* Work task: In the entries below, find every line with the string "shortcuts" and copy it.
══ Supplied data ══
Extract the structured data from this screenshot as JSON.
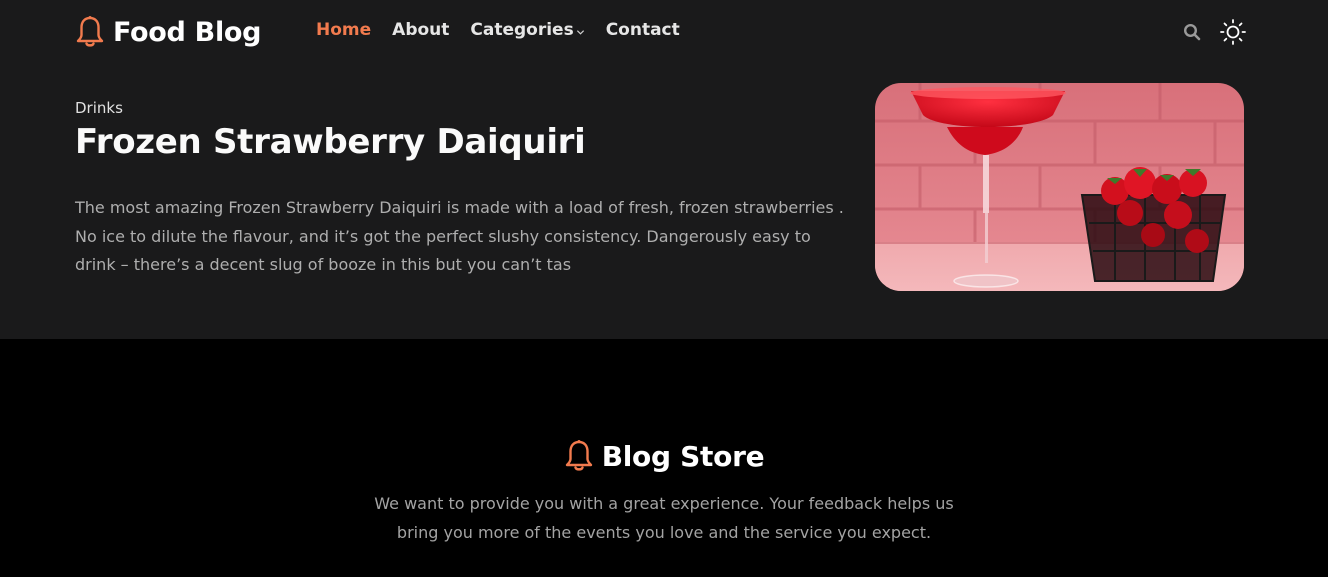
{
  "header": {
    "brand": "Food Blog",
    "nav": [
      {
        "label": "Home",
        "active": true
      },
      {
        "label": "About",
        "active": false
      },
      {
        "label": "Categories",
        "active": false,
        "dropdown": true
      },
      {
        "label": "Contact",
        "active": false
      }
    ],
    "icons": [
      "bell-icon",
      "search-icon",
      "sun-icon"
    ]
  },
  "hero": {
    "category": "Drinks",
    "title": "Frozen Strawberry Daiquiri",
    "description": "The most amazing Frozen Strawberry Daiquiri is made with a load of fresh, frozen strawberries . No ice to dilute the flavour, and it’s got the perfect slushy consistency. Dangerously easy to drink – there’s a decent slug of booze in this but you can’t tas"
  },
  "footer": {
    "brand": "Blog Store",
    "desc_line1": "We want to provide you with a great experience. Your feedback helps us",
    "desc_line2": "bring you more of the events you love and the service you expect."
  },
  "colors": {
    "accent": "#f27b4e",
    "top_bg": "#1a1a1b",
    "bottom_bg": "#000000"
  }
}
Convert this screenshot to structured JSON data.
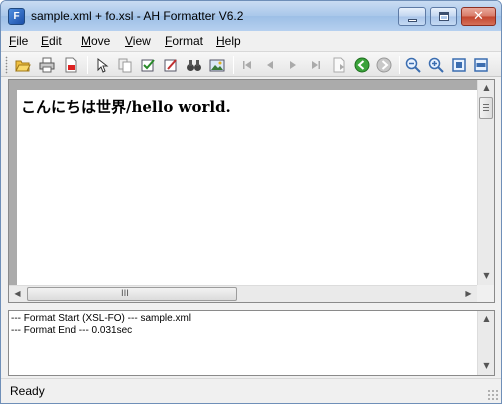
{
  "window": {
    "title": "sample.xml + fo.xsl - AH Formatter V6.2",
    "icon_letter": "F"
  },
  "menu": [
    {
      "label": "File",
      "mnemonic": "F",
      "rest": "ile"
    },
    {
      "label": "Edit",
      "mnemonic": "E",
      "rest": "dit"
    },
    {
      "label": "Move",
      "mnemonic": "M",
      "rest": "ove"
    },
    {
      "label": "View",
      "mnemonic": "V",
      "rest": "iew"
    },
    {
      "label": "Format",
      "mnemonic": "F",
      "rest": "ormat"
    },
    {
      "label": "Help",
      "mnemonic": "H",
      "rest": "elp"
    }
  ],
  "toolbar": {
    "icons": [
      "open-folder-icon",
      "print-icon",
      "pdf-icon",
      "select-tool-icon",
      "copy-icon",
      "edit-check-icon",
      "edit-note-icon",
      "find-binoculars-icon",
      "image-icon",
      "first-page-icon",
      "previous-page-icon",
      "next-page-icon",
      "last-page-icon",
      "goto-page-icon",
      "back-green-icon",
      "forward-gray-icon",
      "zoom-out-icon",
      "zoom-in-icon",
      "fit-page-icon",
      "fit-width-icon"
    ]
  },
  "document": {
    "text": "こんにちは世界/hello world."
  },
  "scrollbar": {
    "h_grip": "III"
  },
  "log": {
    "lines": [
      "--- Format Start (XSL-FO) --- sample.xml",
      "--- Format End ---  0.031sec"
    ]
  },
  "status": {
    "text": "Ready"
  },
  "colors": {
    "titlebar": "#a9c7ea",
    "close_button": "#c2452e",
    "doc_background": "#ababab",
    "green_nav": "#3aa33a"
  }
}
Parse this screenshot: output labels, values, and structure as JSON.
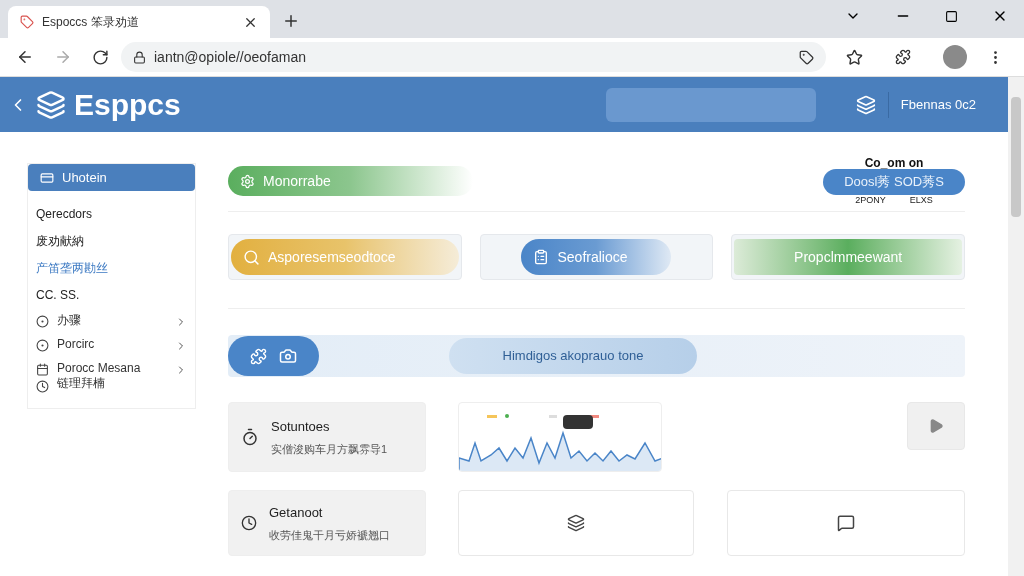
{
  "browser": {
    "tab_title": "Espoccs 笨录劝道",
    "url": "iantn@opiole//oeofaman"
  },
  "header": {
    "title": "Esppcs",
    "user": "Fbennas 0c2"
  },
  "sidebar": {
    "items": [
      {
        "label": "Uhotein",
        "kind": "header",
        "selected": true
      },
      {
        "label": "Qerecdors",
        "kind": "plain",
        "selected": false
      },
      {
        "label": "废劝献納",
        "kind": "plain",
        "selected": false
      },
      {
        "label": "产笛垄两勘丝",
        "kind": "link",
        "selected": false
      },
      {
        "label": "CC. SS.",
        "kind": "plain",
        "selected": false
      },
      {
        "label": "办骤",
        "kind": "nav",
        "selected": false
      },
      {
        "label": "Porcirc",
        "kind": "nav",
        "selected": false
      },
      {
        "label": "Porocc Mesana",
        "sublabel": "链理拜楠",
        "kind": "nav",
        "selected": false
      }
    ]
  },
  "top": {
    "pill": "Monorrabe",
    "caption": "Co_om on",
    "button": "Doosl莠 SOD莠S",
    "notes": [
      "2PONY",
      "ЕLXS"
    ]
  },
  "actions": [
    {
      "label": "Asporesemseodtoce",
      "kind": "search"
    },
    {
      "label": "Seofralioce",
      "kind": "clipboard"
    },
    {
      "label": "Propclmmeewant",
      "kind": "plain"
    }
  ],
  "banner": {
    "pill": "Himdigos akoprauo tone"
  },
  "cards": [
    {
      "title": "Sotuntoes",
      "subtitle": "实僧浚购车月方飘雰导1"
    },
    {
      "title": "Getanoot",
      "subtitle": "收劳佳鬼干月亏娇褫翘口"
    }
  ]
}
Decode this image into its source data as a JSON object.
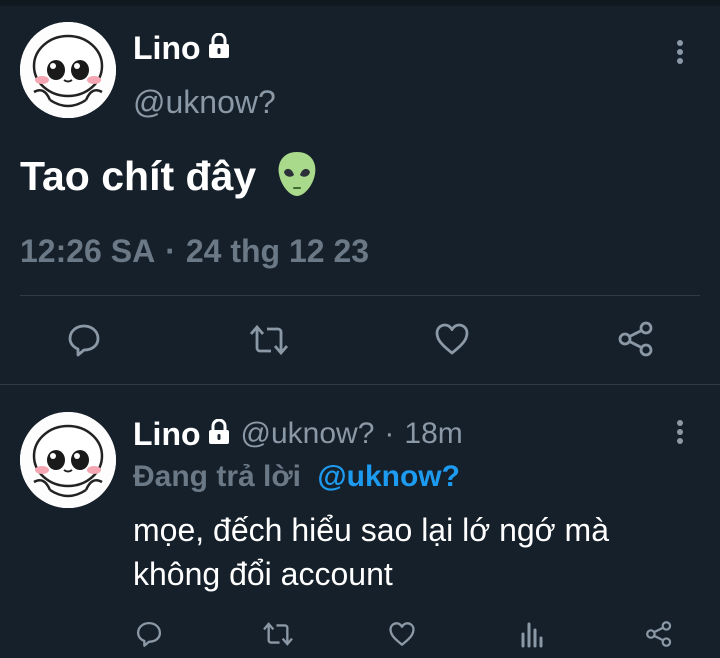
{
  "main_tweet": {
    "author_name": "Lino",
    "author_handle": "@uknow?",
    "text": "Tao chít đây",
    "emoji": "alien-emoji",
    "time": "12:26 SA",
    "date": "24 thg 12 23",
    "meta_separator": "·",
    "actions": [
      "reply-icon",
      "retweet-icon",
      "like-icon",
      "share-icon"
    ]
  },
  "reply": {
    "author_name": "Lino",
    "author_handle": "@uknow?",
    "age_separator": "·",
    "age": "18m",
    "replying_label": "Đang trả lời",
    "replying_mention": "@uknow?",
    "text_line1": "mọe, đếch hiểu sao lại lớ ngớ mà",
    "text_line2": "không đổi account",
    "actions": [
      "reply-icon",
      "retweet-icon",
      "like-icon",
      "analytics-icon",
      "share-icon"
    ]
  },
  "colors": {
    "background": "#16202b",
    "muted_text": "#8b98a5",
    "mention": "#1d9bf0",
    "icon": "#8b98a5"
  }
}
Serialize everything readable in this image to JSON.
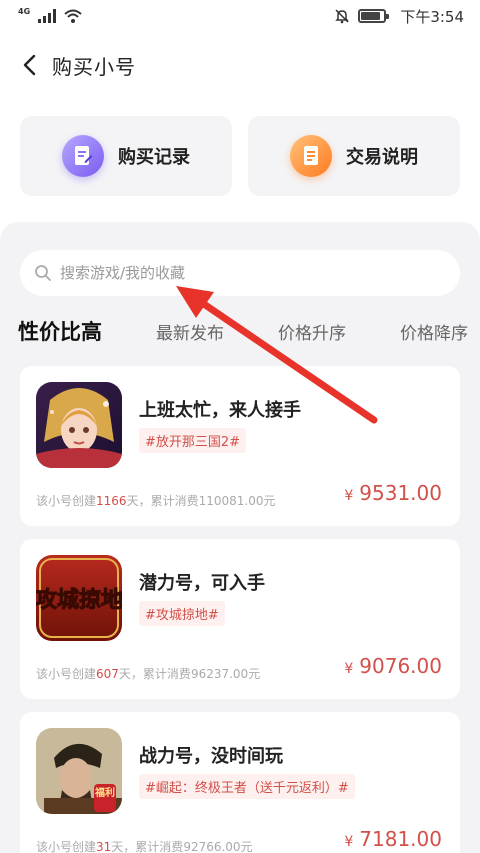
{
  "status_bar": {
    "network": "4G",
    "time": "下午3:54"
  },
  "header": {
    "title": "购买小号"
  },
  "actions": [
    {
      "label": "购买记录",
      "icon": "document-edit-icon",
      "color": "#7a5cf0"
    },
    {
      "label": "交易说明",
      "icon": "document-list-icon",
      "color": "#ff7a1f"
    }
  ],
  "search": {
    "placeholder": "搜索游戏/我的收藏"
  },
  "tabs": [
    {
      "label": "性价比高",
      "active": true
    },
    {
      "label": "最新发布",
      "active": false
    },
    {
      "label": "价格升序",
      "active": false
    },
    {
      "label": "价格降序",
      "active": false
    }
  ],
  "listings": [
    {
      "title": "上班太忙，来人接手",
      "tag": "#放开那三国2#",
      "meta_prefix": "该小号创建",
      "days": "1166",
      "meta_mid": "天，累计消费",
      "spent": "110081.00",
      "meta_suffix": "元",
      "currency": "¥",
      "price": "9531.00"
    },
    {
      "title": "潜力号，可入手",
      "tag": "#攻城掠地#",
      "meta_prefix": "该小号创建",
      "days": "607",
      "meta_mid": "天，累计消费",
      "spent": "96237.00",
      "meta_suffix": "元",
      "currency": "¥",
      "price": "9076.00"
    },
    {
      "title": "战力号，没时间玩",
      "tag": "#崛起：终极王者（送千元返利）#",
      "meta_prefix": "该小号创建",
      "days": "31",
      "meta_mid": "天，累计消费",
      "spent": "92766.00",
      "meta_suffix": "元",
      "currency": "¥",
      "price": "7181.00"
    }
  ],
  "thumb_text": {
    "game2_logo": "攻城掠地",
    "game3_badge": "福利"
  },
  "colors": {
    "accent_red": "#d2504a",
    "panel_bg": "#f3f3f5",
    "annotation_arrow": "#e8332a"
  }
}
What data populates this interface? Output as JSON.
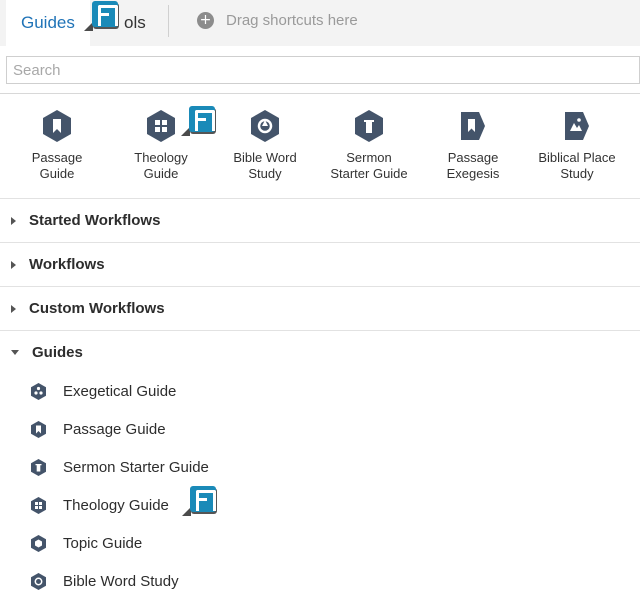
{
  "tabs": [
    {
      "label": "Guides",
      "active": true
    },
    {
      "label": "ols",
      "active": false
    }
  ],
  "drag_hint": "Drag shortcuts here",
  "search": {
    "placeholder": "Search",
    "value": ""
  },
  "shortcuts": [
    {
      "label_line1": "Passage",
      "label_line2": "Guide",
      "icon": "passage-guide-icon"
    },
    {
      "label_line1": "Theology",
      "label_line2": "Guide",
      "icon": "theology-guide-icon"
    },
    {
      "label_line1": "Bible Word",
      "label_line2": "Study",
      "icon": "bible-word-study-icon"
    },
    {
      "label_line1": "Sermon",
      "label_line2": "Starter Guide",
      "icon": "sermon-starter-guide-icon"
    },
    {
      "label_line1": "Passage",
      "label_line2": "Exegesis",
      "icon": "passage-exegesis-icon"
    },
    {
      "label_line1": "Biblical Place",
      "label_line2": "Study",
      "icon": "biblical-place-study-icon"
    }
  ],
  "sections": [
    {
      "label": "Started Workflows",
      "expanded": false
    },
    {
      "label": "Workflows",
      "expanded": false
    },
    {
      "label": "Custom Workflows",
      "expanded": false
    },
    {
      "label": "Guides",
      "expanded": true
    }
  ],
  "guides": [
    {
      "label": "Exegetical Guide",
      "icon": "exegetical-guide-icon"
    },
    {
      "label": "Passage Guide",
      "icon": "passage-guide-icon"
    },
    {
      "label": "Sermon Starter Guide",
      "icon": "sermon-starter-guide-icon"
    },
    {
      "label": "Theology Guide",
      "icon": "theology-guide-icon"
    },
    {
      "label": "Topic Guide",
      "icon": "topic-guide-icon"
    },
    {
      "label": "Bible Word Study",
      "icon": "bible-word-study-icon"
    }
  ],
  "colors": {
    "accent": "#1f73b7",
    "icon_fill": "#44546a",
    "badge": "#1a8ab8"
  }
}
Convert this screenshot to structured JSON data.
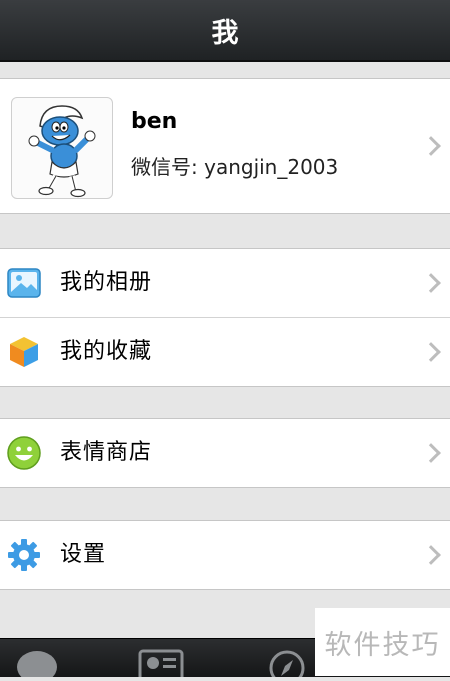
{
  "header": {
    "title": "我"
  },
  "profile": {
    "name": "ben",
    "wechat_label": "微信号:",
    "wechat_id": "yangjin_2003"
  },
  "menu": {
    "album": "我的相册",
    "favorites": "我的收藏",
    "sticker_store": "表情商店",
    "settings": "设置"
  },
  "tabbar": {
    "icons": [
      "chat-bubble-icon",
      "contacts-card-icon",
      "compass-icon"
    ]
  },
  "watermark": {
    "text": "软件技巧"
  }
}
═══
* Written solution:
  "drag_hint": "Drag shortcuts here",
  "shortcuts": [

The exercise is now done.